KELEMEN: Yeah. Well, the U.S. has provided defensive weapons to Ukraine. And an official told us today that the administration recently approved another $200 million in security assistance. And it's not just the U.S. The Brits are also sending weapons. In fact, there was a British cargo plane on the tarmac when we arrived here in Ukraine today. There are other areas where the U.S. is trying to help, too - pushing back on Russian disinformation, beefing up cybersecurity. A lot of this, Debbie, is really just about deterrence. But so far, the Russians don't seem very deterred.
ELLIOTT: What about the Ukrainians? What are they hoping will come out of these talks?
KELEMEN: Well, they want the U.S. to keep its promise that it's not going to negotiate with Russia about Ukraine without Ukraine.
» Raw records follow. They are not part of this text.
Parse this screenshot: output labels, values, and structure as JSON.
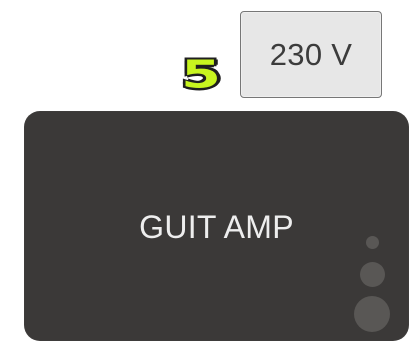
{
  "step": {
    "number": "5",
    "color": "#c8f51f"
  },
  "voltage_card": {
    "label": "230 V",
    "background": "#e7e7e7",
    "border": "#777777"
  },
  "amp_card": {
    "label": "GUIT AMP",
    "background": "#3b3938",
    "indicator_color": "#595755"
  }
}
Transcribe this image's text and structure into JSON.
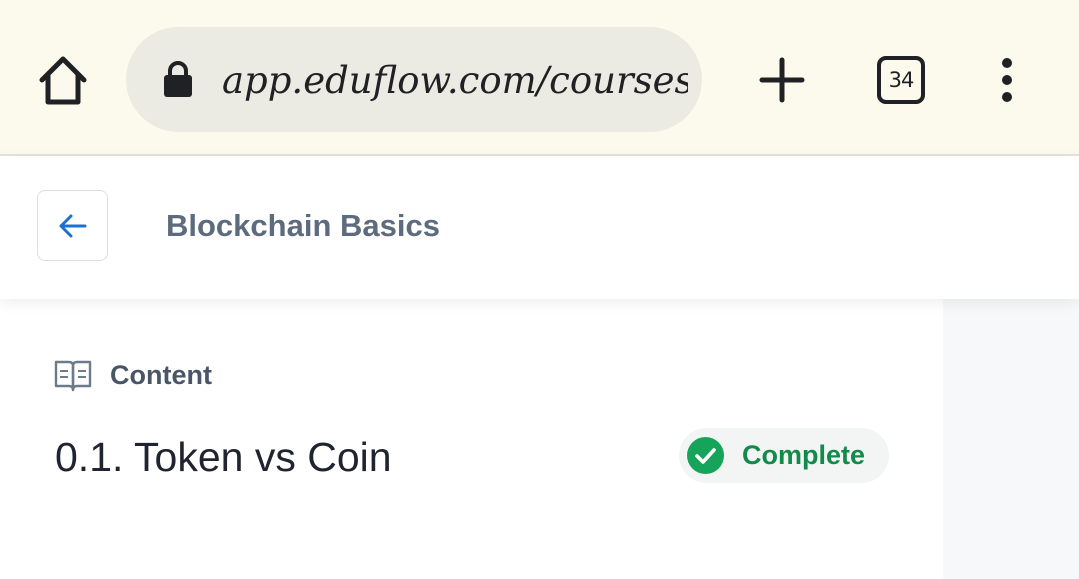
{
  "browser": {
    "url": "app.eduflow.com/courses/",
    "tab_count": "34",
    "icons": {
      "home": "home-icon",
      "lock": "lock-icon",
      "new_tab": "plus-icon",
      "tabs": "tab-switcher-icon",
      "menu": "kebab-menu-icon"
    }
  },
  "header": {
    "back_icon": "arrow-left-icon",
    "course_title": "Blockchain Basics"
  },
  "content": {
    "section_icon": "book-icon",
    "section_label": "Content",
    "lesson_title": "0.1. Token vs Coin",
    "status": {
      "label": "Complete",
      "icon": "check-circle-icon",
      "color": "#16a35a"
    }
  },
  "colors": {
    "browser_bar": "#fbfaec",
    "accent_blue": "#1f6fd1",
    "status_green": "#16a35a"
  }
}
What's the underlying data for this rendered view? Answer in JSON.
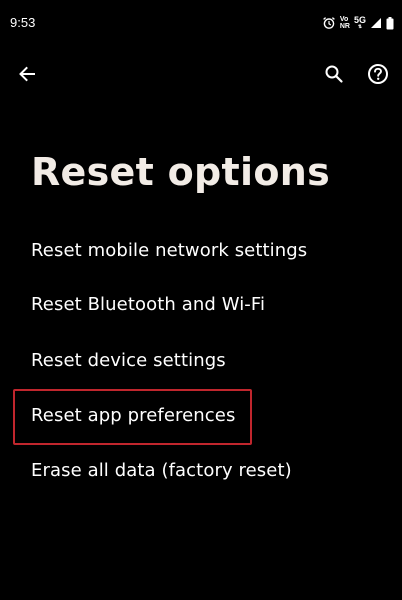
{
  "status_bar": {
    "time": "9:53",
    "volte_line1": "Vo",
    "volte_line2": "NR",
    "network_label": "5G",
    "network_sub": "⇅"
  },
  "toolbar": {
    "back_icon": "arrow-back-icon",
    "search_icon": "search-icon",
    "help_icon": "help-icon"
  },
  "page": {
    "title": "Reset options"
  },
  "options": [
    {
      "label": "Reset mobile network settings"
    },
    {
      "label": "Reset Bluetooth and Wi-Fi"
    },
    {
      "label": "Reset device settings"
    },
    {
      "label": "Reset app preferences"
    },
    {
      "label": "Erase all data (factory reset)"
    }
  ],
  "colors": {
    "background": "#000000",
    "title": "#f2ece6",
    "text": "#ffffff",
    "highlight": "#c0262d"
  }
}
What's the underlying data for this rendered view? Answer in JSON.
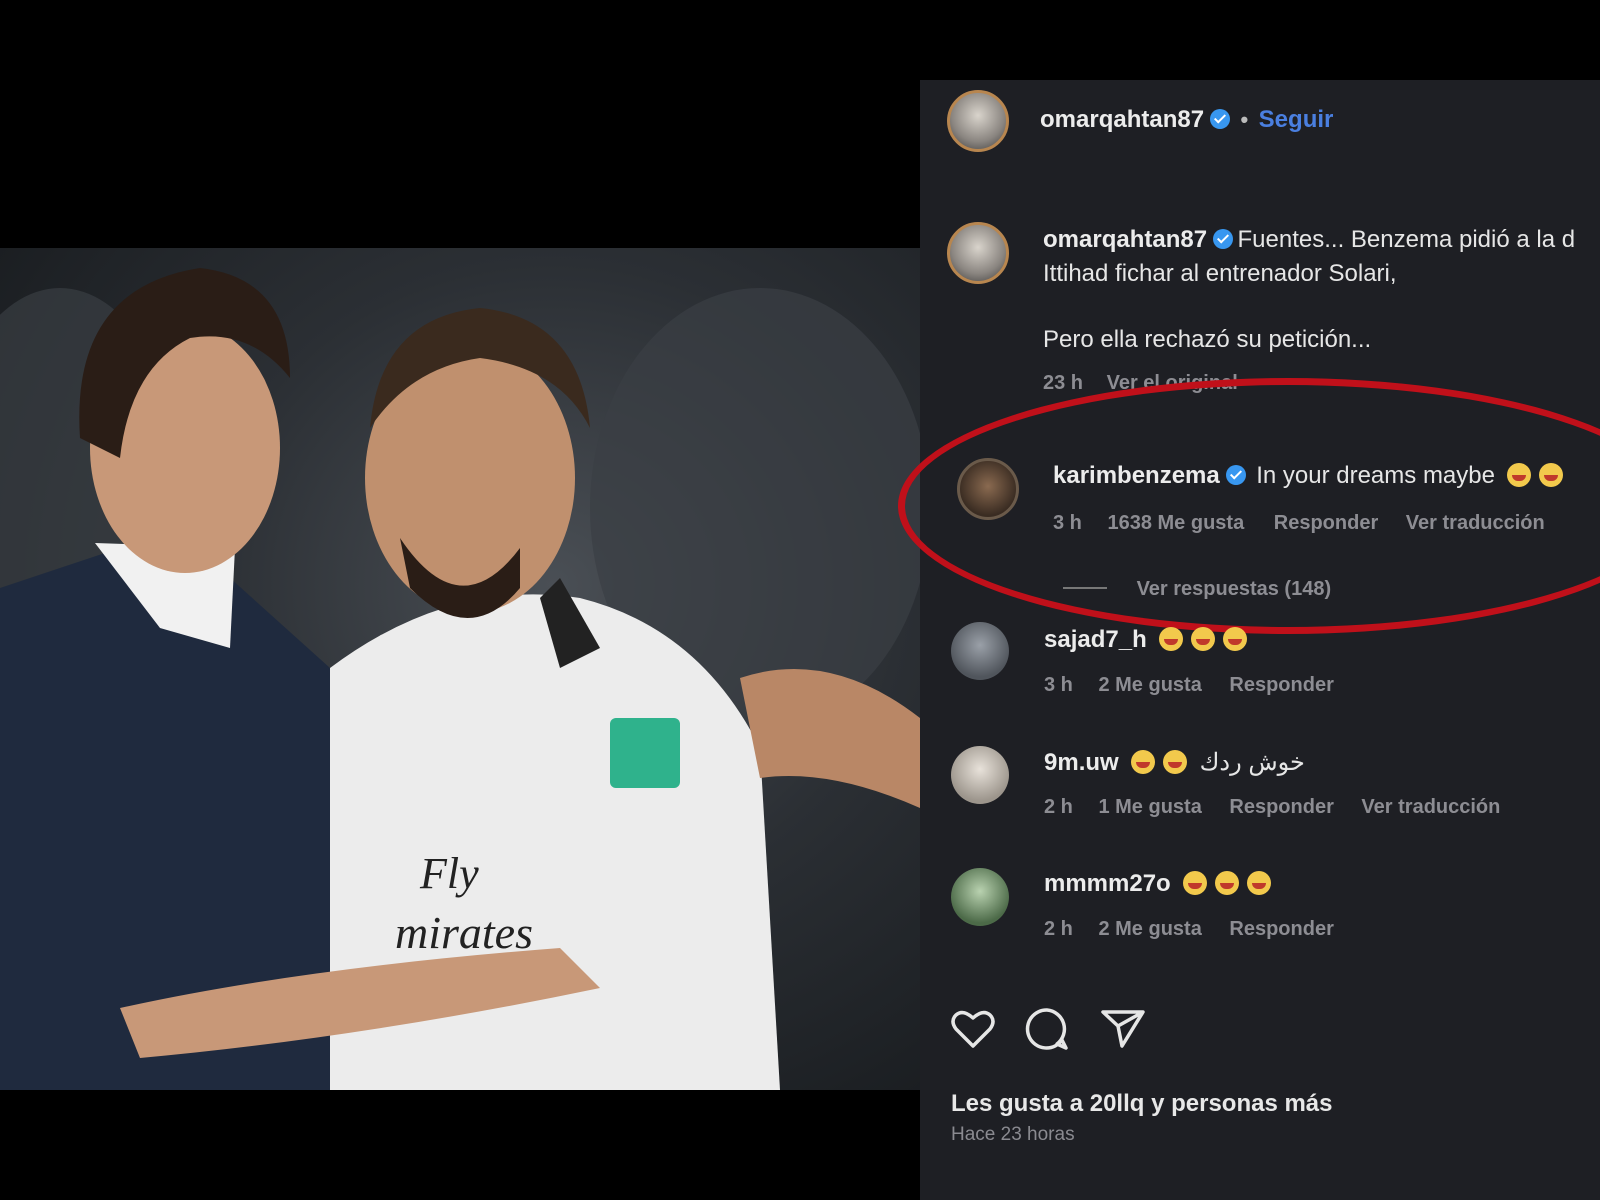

That's kind of the motto these days. They say their military is not the same as it was in 2014, when Russia seized Crimea and stirred up that separatist movement in eastern Ukraine, areas that are still controlled by Russian proxies. But, you know, Ukraine does want the help of U.S. and other NATO countries. They want military assistance and diplomatic backing.
ELLIOTT: So Secretary Blinken next goes to Germany, presumably to shore up solidarity on this issue among NATO allies. Then he goes to Geneva to meet with Russia's foreign minister. Do you have a sense of what he might be willing to offer to encourage the Russians to stand down those troops?
KELEMEN: Well, I mean, the Russians have been demanding written responses to the ideas they laid out, ideas that include, among other things, a promise that Ukraine will never become part of NATO. Blinken is not expected to deliver that to Lavrov. But the two men did agree to talk, said it made sense to meet. So that's a good sign. At least that diplomacy is not dead yet.
ELLIOTT: That's NPR diplomatic correspondent Michele Kelemen, traveling with Secretary of State Antony Blinken in Ukraine today. Thanks so much, Michele.
KELEMEN: Thank you, Debbie.
(SOUNDBITE OF BONOBO'S "7TH SEVENS") Transcript provided by NPR, Copyright NPR.